Lately, the song by Peter Gabriel “I grieve” from the movie “City of Angels” plays on repeat when I see babies, baby clothes, little kids, blasted strollers and families in general while at the store, the mall, freaking Cracker Barrel.
I have to almost step outside of myself in order to NOT have a breakdown. Though some days are better than others, I can’t seem to fully accept this permanent loss.
What hurts the most is I will never have anyone who looks like me or inherits the way I tilt my head when I’m pondering or laughs like me.
As an only child, I have always enjoyed my own company. My imagination is huge. Now I wish I didn’t have such a huge imagination because I keep imagining what a son or daughter might’ve looked like.
I tend to focus my grief of being medically induced into menopause on not having anyone to look like me because I grew up just knowing my mother’s side of the family. Thanks to divorce when I was two, I never met anyone on my father’s side until I was 35 years old.
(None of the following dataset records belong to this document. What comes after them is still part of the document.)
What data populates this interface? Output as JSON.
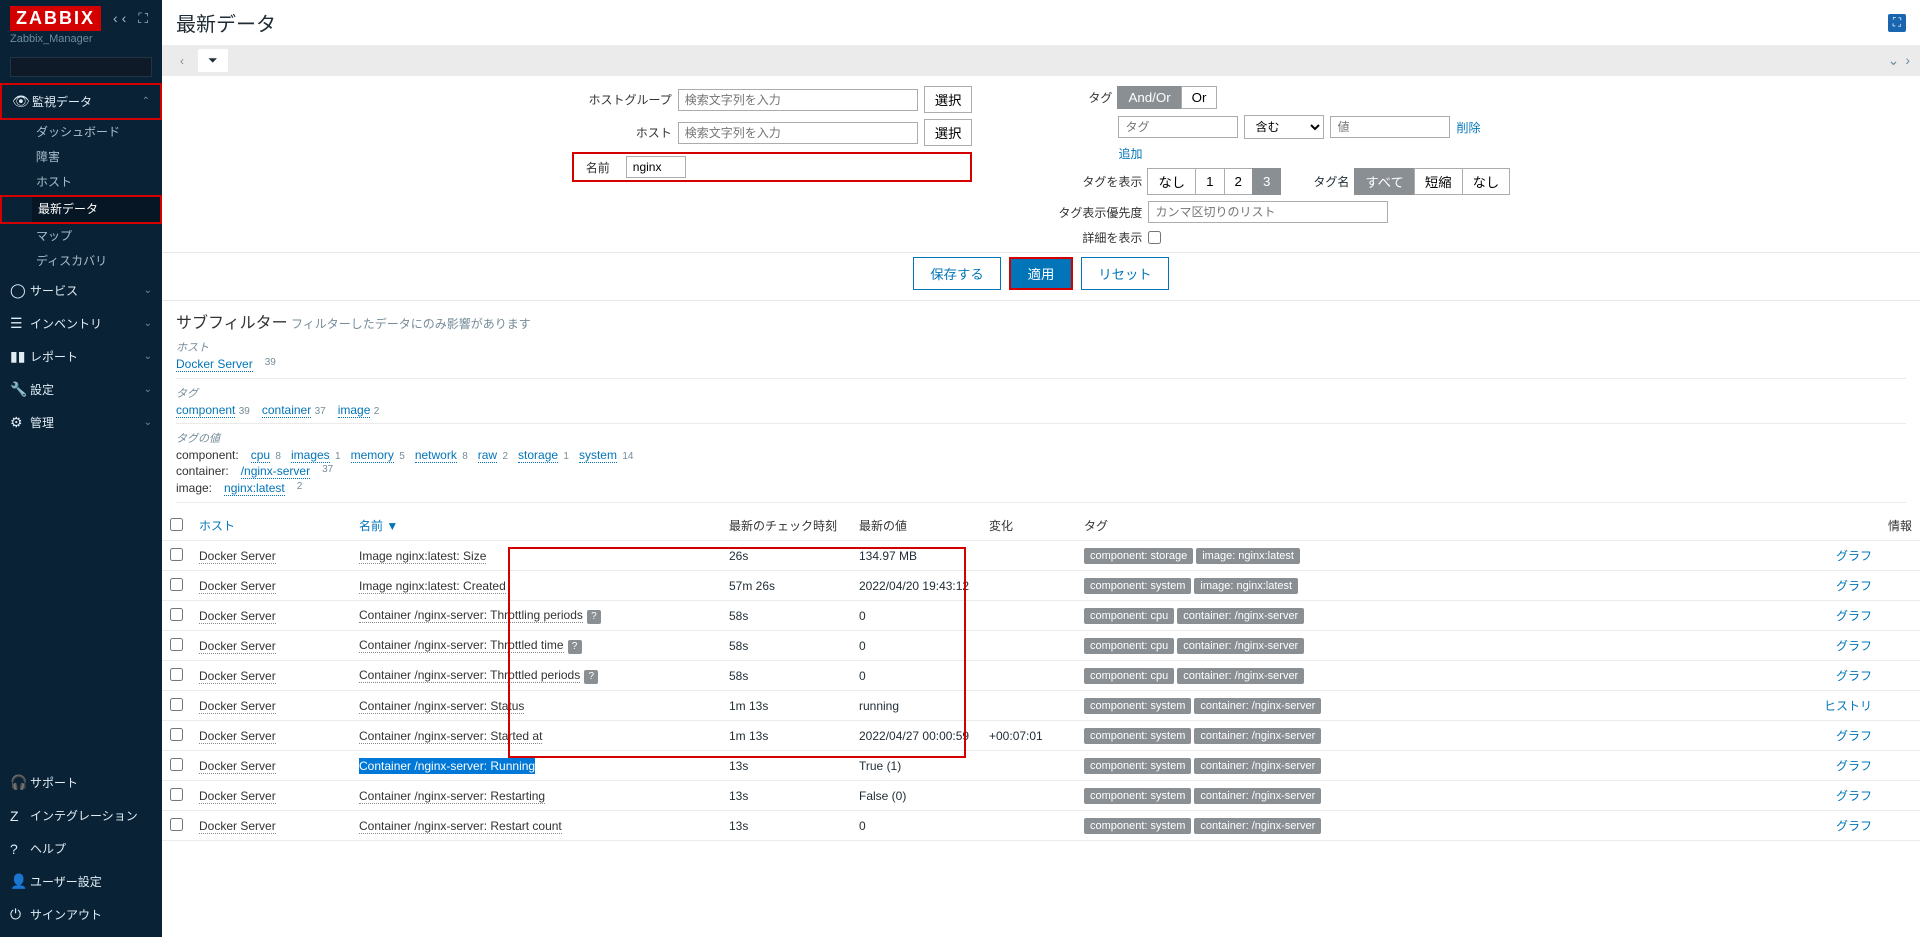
{
  "app": {
    "name": "ZABBIX",
    "server": "Zabbix_Manager"
  },
  "page_title": "最新データ",
  "nav": {
    "monitoring": {
      "label": "監視データ",
      "items": {
        "dashboard": "ダッシュボード",
        "problems": "障害",
        "hosts": "ホスト",
        "latest": "最新データ",
        "maps": "マップ",
        "discovery": "ディスカバリ"
      }
    },
    "services": "サービス",
    "inventory": "インベントリ",
    "reports": "レポート",
    "config": "設定",
    "admin": "管理",
    "support": "サポート",
    "integration": "インテグレーション",
    "help": "ヘルプ",
    "user": "ユーザー設定",
    "signout": "サインアウト"
  },
  "filter": {
    "hostgroup_label": "ホストグループ",
    "hostgroup_ph": "検索文字列を入力",
    "host_label": "ホスト",
    "host_ph": "検索文字列を入力",
    "name_label": "名前",
    "name_value": "nginx",
    "select_btn": "選択",
    "tags_label": "タグ",
    "andor": "And/Or",
    "or": "Or",
    "tag_ph": "タグ",
    "contains": "含む",
    "value_ph": "値",
    "delete": "削除",
    "add": "追加",
    "tagshow_label": "タグを表示",
    "none": "なし",
    "n1": "1",
    "n2": "2",
    "n3": "3",
    "tagname_label": "タグ名",
    "all": "すべて",
    "short": "短縮",
    "none2": "なし",
    "tagprio_label": "タグ表示優先度",
    "tagprio_ph": "カンマ区切りのリスト",
    "detail_label": "詳細を表示",
    "save": "保存する",
    "apply": "適用",
    "reset": "リセット"
  },
  "subfilter": {
    "title": "サブフィルター",
    "note": "フィルターしたデータにのみ影響があります",
    "hosts_label": "ホスト",
    "host_item": "Docker Server",
    "host_count": "39",
    "tags_label": "タグ",
    "tag_items": [
      {
        "name": "component",
        "count": "39"
      },
      {
        "name": "container",
        "count": "37"
      },
      {
        "name": "image",
        "count": "2"
      }
    ],
    "tagvalues_label": "タグの値",
    "tv": {
      "component_key": "component:",
      "component": [
        {
          "n": "cpu",
          "c": "8"
        },
        {
          "n": "images",
          "c": "1"
        },
        {
          "n": "memory",
          "c": "5"
        },
        {
          "n": "network",
          "c": "8"
        },
        {
          "n": "raw",
          "c": "2"
        },
        {
          "n": "storage",
          "c": "1"
        },
        {
          "n": "system",
          "c": "14"
        }
      ],
      "container_key": "container:",
      "container_name": "/nginx-server",
      "container_count": "37",
      "image_key": "image:",
      "image_name": "nginx:latest",
      "image_count": "2"
    }
  },
  "table": {
    "headers": {
      "cb": "",
      "host": "ホスト",
      "name": "名前 ▼",
      "last_check": "最新のチェック時刻",
      "last_value": "最新の値",
      "change": "変化",
      "tags": "タグ",
      "info": "情報",
      "graph": "グラフ",
      "history": "ヒストリ"
    },
    "rows": [
      {
        "host": "Docker Server",
        "name": "Image nginx:latest: Size",
        "q": false,
        "last_check": "26s",
        "last_value": "134.97 MB",
        "change": "",
        "tags": [
          "component: storage",
          "image: nginx:latest"
        ],
        "action": "graph"
      },
      {
        "host": "Docker Server",
        "name": "Image nginx:latest: Created",
        "q": false,
        "last_check": "57m 26s",
        "last_value": "2022/04/20 19:43:12",
        "change": "",
        "tags": [
          "component: system",
          "image: nginx:latest"
        ],
        "action": "graph"
      },
      {
        "host": "Docker Server",
        "name": "Container /nginx-server: Throttling periods",
        "q": true,
        "last_check": "58s",
        "last_value": "0",
        "change": "",
        "tags": [
          "component: cpu",
          "container: /nginx-server"
        ],
        "action": "graph"
      },
      {
        "host": "Docker Server",
        "name": "Container /nginx-server: Throttled time",
        "q": true,
        "last_check": "58s",
        "last_value": "0",
        "change": "",
        "tags": [
          "component: cpu",
          "container: /nginx-server"
        ],
        "action": "graph"
      },
      {
        "host": "Docker Server",
        "name": "Container /nginx-server: Throttled periods",
        "q": true,
        "last_check": "58s",
        "last_value": "0",
        "change": "",
        "tags": [
          "component: cpu",
          "container: /nginx-server"
        ],
        "action": "graph"
      },
      {
        "host": "Docker Server",
        "name": "Container /nginx-server: Status",
        "q": false,
        "last_check": "1m 13s",
        "last_value": "running",
        "change": "",
        "tags": [
          "component: system",
          "container: /nginx-server"
        ],
        "action": "history"
      },
      {
        "host": "Docker Server",
        "name": "Container /nginx-server: Started at",
        "q": false,
        "last_check": "1m 13s",
        "last_value": "2022/04/27 00:00:59",
        "change": "+00:07:01",
        "tags": [
          "component: system",
          "container: /nginx-server"
        ],
        "action": "graph"
      },
      {
        "host": "Docker Server",
        "name": "Container /nginx-server: Running",
        "q": false,
        "selected": true,
        "last_check": "13s",
        "last_value": "True (1)",
        "change": "",
        "tags": [
          "component: system",
          "container: /nginx-server"
        ],
        "action": "graph"
      },
      {
        "host": "Docker Server",
        "name": "Container /nginx-server: Restarting",
        "q": false,
        "last_check": "13s",
        "last_value": "False (0)",
        "change": "",
        "tags": [
          "component: system",
          "container: /nginx-server"
        ],
        "action": "graph"
      },
      {
        "host": "Docker Server",
        "name": "Container /nginx-server: Restart count",
        "q": false,
        "last_check": "13s",
        "last_value": "0",
        "change": "",
        "tags": [
          "component: system",
          "container: /nginx-server"
        ],
        "action": "graph"
      }
    ]
  }
}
I look nothing like my mother. I look nothing like her side of the family. I have struggled with that.
There is no one to carry on my name. It literally stops with me.
What is it like to actually carry a child? Thanks to cancer, I will never know.
by Megan-Claire Chase
How would you respond to the writing prompt, ‘Ovary Suppression’?
This writing comes directly from one of our participants in our Unspoken Ink Creative Writing Group for young adult cancer survivors. The participants met for 2 hours each week, for 8 weeks during our Summer 2018 session. This writing has not been edited since its original creation, showing the wonderfully raw and powerful prose coming from the courageous writing group participants each week. If you’d like to sign up for future sessions, please email firstname.lastname@example.org or sign up on our interest form.